▶ [What to do]:
Read through the lines below for the string "JSON" and copy each one that has it.

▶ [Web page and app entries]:
● ● ●
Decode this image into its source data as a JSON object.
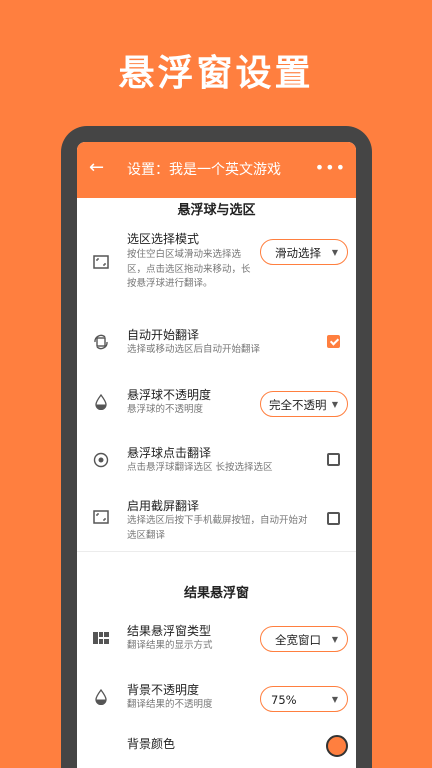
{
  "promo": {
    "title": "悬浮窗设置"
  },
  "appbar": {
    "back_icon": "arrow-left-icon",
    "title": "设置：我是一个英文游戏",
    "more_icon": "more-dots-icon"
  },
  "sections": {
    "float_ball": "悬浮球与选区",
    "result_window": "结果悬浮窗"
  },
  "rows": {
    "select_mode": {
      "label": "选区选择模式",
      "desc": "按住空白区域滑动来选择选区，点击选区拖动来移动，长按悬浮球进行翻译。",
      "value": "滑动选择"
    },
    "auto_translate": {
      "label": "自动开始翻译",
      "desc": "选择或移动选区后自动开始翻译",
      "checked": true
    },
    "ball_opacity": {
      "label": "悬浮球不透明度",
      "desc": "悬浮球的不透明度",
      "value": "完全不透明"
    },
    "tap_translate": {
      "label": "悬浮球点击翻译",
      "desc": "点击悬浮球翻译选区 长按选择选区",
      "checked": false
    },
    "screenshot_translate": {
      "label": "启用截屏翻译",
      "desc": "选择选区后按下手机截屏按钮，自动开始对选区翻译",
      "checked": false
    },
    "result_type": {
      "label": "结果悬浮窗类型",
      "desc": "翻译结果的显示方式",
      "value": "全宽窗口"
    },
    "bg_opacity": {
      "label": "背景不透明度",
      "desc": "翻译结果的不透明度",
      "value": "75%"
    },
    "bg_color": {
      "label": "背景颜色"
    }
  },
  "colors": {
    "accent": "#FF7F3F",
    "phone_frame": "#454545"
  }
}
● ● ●
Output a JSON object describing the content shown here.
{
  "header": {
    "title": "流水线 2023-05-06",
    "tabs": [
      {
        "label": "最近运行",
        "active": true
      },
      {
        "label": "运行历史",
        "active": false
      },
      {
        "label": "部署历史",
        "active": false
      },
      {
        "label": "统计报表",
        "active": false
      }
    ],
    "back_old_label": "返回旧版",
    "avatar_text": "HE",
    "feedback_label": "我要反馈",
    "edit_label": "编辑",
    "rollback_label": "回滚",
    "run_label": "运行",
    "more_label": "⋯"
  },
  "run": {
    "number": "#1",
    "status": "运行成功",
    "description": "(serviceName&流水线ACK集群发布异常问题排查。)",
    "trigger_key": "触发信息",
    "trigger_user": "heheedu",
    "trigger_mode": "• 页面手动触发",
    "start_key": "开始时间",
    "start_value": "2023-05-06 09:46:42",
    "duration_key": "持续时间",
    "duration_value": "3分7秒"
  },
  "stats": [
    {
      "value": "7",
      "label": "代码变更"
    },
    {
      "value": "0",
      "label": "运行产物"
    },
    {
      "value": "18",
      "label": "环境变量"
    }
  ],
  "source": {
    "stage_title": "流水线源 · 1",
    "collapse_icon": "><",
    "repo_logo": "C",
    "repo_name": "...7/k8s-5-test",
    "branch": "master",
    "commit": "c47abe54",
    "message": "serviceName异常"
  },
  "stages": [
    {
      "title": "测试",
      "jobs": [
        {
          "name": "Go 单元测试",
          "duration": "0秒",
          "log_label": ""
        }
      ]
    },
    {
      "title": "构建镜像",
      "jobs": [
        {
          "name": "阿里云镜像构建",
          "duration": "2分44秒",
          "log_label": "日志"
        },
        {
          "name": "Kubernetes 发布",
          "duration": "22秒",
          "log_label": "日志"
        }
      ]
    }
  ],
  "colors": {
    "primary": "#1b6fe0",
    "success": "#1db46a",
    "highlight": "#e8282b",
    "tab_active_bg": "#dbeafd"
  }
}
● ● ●
▶ [Task solution]:
Decode this image into its source data as a JSON object.
Output a JSON object describing the content shown here.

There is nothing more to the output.